One particular question Emo described in some detail concerned triangulations of an $$n\times n$$ grid of points. He described an encoding of a triangulation as a sequence of bits, where each bit describes the edge through one of the grid's half-integer points. Anclin used this idea to prove a bound of $$O(8^{n^2})$$ on the number of triangulations, but Emo showed that the bits are sufficiently unbalanced in the number of $$0$$'s vs $$1$$'s that one can get a better bound of roughly the number in position $$n^2$$ of the Fibonacci series (approximately $$6.86^{n^2}$$), but something he said in passing here intrigued me: apparently, for these point sets, if one forms a flip graph with a vertex per triangulation and an edge when two triangles differ by changing the diagonal of a single quadrilateral, this graph is bipartite and can be represented as an induced subgraph of a hypercube. This made me wonder whether these flip graphs might be partial cubes themselves; when I asked, he said no because they have cubic diameter while the diameter of the hypercube they're embedded in is only quadratic, but of course it might still be possible for them to also embed into a larger hypercube, so I don't think the question is settled.

Here's a simplified version of the question: Suppose you have a point set where the points lie on two horizontal lines — e.g., a $$2\times n$$ grid, although the grid placement is irrelevant for such sets. What do their triangulations look like? If there are $$n$$ points, there must be $$n-2$$ triangles in the triangulation, and we can encode the triangulation by specifying a bit per triangle, in left to right order: $$0$$ if it has an edge on the upper line, $$1$$ if it has an edge on the lower line. When we do, we can see some interesting structure, as below for the flip graph of a $$2\times 4$$ grid.

It looks very much like an isometric lattice subgraph, only the labels are not isometric: they differ by two for every flip in the triangulations, while we would prefer labels that differ by one. The label set forms all ways of choosing three items out of six, and this is not a coincidence: on any two lines with $$x$$ points above and $$y$$ points below, the label set can be described as the set of choices of $$x-1$$ items out of $$x+y-2$$. To find isometric lattice labels for such choices, label them with the vector of positions of the chosen $$x-1$$ items, in sorted order; for instance, the triangulation labeled $$001101$$ in the figure would be labeled by the vector of positions of the $$1$$'s, $$(2,3,5)$$. Besides being isometric, this family of label vectors forms a distributive lattice under componentwise minimum and maximum operations. So the flip graph of points on two lines form a partial cube, and provides a natural partial cube structure to the family of choices of $$k$$ items out of an ordered set of $$n$$.

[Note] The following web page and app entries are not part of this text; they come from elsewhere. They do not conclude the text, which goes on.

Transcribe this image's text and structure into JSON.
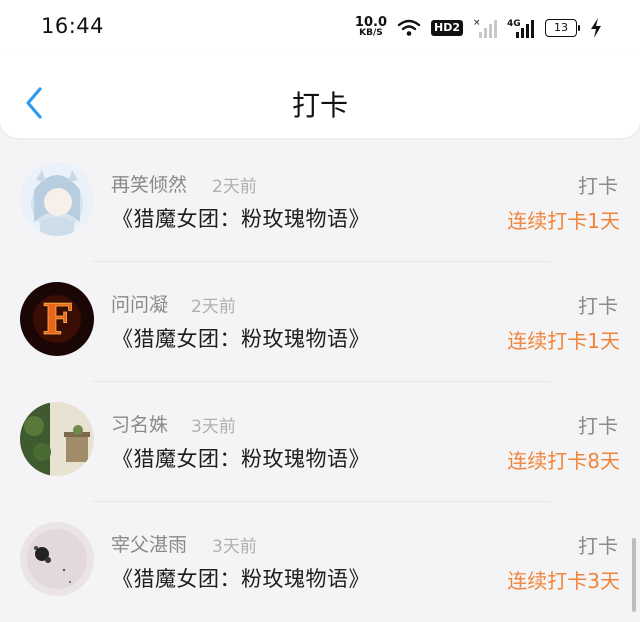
{
  "status_bar": {
    "time": "16:44",
    "net_speed_value": "10.0",
    "net_speed_unit": "KB/S",
    "hd_badge": "HD2",
    "network_type": "4G",
    "battery": "13"
  },
  "header": {
    "title": "打卡",
    "back_icon": "chevron-left-icon"
  },
  "items": [
    {
      "name": "再笑倾然",
      "time_ago": "2天前",
      "book": "《猎魔女团：粉玫瑰物语》",
      "action": "打卡",
      "streak": "连续打卡1天"
    },
    {
      "name": "问问凝",
      "time_ago": "2天前",
      "book": "《猎魔女团：粉玫瑰物语》",
      "action": "打卡",
      "streak": "连续打卡1天"
    },
    {
      "name": "习名姝",
      "time_ago": "3天前",
      "book": "《猎魔女团：粉玫瑰物语》",
      "action": "打卡",
      "streak": "连续打卡8天"
    },
    {
      "name": "宰父湛雨",
      "time_ago": "3天前",
      "book": "《猎魔女团：粉玫瑰物语》",
      "action": "打卡",
      "streak": "连续打卡3天"
    }
  ],
  "colors": {
    "accent_blue": "#2d9bf0",
    "streak_orange": "#f0843a",
    "background": "#f4f4f6"
  }
}
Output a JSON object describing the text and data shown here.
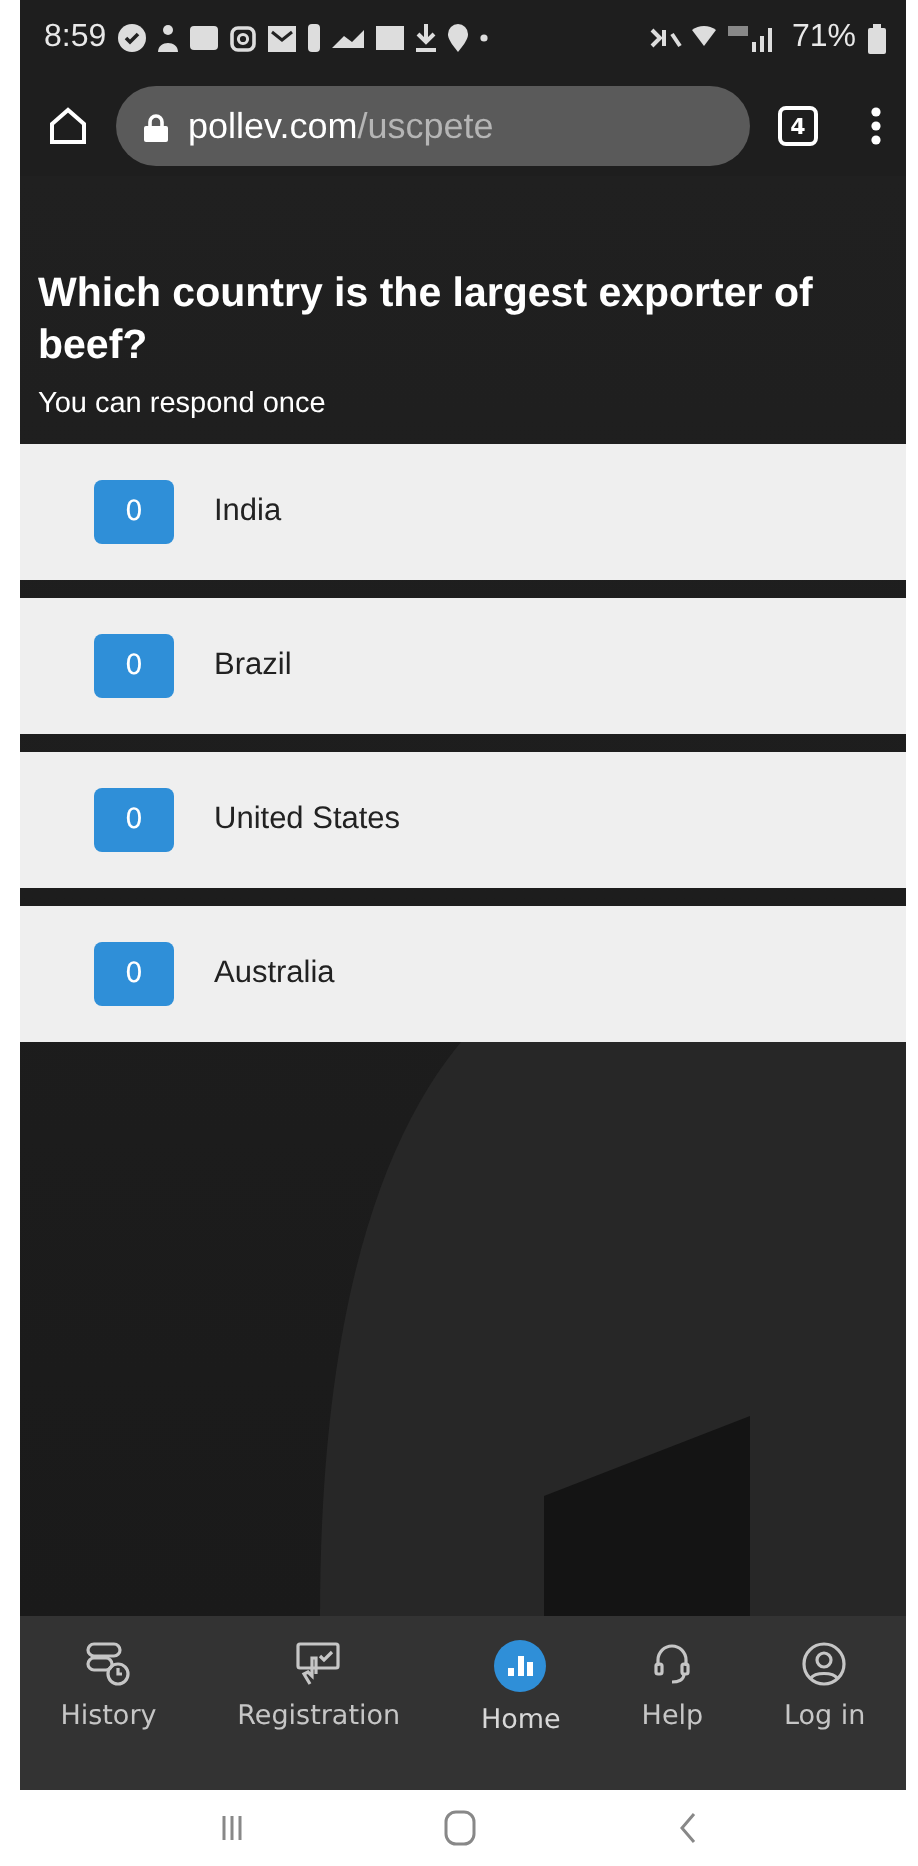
{
  "status_bar": {
    "time": "8:59",
    "battery": "71%"
  },
  "browser": {
    "domain": "pollev.com",
    "path": "/uscpete",
    "tab_count": "4"
  },
  "poll": {
    "question": "Which country is the largest exporter of beef?",
    "note": "You can respond once",
    "options": [
      {
        "count": "0",
        "label": "India"
      },
      {
        "count": "0",
        "label": "Brazil"
      },
      {
        "count": "0",
        "label": "United States"
      },
      {
        "count": "0",
        "label": "Australia"
      }
    ]
  },
  "bottom_nav": [
    {
      "kind": "history",
      "label": "History",
      "selected": false
    },
    {
      "kind": "registration",
      "label": "Registration",
      "selected": false
    },
    {
      "kind": "home",
      "label": "Home",
      "selected": true
    },
    {
      "kind": "help",
      "label": "Help",
      "selected": false
    },
    {
      "kind": "login",
      "label": "Log in",
      "selected": false
    }
  ]
}
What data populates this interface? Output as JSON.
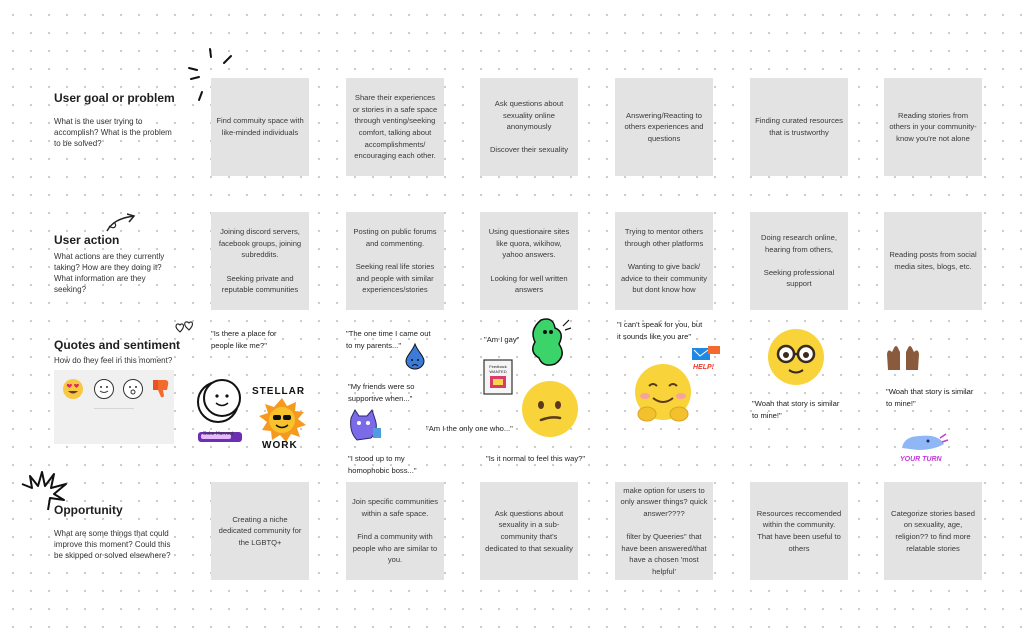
{
  "rows": {
    "goal": {
      "title": "User goal or problem",
      "desc": "What is the user trying to accomplish? What is the problem to be solved?"
    },
    "action": {
      "title": "User action",
      "desc": "What actions are they currently taking? How are they doing it? What information are they seeking?"
    },
    "quotes": {
      "title": "Quotes and sentiment",
      "desc": "How do they feel in this moment?"
    },
    "opportunity": {
      "title": "Opportunity",
      "desc": "What are some things that could improve this moment? Could this be skipped or solved elsewhere?"
    }
  },
  "goal_cards": [
    "Find commuity space with like-minded individuals",
    "Share their experiences or stories in a safe space through venting/seeking comfort, talking about accomplishments/ encouraging each other.",
    "Ask questions about sexuality online anonymously\n\nDiscover their sexuality",
    "Answering/Reacting to others experiences and questions",
    "Finding curated resources that is trustworthy",
    "Reading stories from others in your community- know you're not alone"
  ],
  "action_cards": [
    "Joining discord servers, facebook groups, joining subreddits.\n\nSeeking private and reputable communities",
    "Posting on public forums and commenting.\n\nSeeking real life stories and people with similar experiences/stories",
    "Using questionaire sites like quora, wikihow, yahoo answers.\n\nLooking for well written answers",
    "Trying to mentor others through other platforms\n\nWanting to give back/ advice to their community but dont know how",
    "Doing research online, hearing from others,\n\nSeeking professional support",
    "Reading posts from social media sites, blogs, etc."
  ],
  "opportunity_cards": [
    "Creating a niche dedicated community for the LGBTQ+",
    "Join specific communities within a safe space.\n\nFind a community with people who are similar to you.",
    "Ask questions about sexuality in a sub-community that's dedicated to that sexuality",
    "make option for users to only answer things? quick answer????\n\nfilter by Queeries'' that have been answered/that have a chosen 'most helpful'",
    "Resources reccomended within the community. That have been useful to others",
    "Categorize stories based on sexuality, age, religion?? to find more relatable stories"
  ],
  "quotes": {
    "q1": "\"Is there a place for\npeople like me?\"",
    "q2": "\"The one time I came out\nto my parents...\"",
    "q3": "\"My friends were so\nsupportive when...\"",
    "q4": "\"I stood up to my\nhomophobic boss...\"",
    "q5": "\"Am I gay\"",
    "q6": "\"Am I the only one who...\"",
    "q7": "\"Is it normal to feel this way?\"",
    "q8": "\"I can't speak for you, but\nit sounds like you are\"",
    "q9": "\"Woah that story is similar\nto mine!\"",
    "q10": "\"Woah that story is similar\nto mine!\""
  },
  "stickers": {
    "stellar": "STELLAR",
    "work": "WORK",
    "help": "HELP!",
    "your_turn": "YOUR TURN",
    "solar": "Solar Harvest",
    "feedback": "Feedback WANTED"
  }
}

brooksmoses:
2006-09-18T21:01:06Z

One thing I'm curious about with this -- the reason your 000111 triangulation has only one edge (connecting it to 001011) is that only one of the quadrilaterals can be flipped without creating degenerate triangles with all points on one side or the other.

Thus, this flip graph is embedded in a flip graph for convex octagons, and specifically is the subset of that that doesn't involve degenerate triangles when the point set is "squished" into a rectangle.

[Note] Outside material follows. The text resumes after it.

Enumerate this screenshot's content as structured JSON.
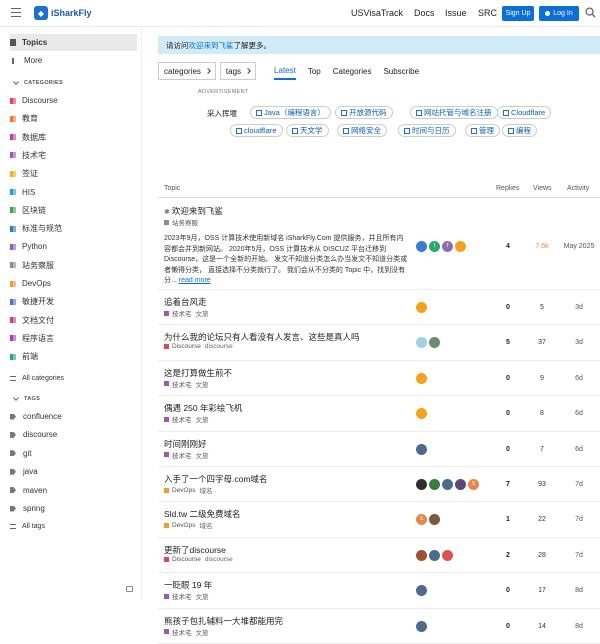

I think it may be possible to generalize your numbering scheme a bit, incidentally; think of it as building triangles onto the line at the left-hand end of the rectangle. A zero bit indicates that the next line connects to the current line on the bottom end; a one bit indicates that it connects on the top end. If the points are a convex octagon, this continues to make sense for bit sets that don't have three ones and three zeros. (I'd thought that it would contain all the triangulations of the octagon, but on second thought it doesn't....)

Anyhow, I wonder if there's anything interesting in looking at this as that sort of embedding.

11011110:
2006-09-19T03:51:47Z
Thus, this flip graph is embedded in a flip graph for convex octagons, and specifically is the subset of that that doesn't involve degenerate triangles when the point set is "squished" into a rectangle.

Good point. But the squishing is necessary to get this kind of partial cube structure out of the problem — the full flip graph for a convex octagon contains within it flip graphs for pentagons, which are not bipartite.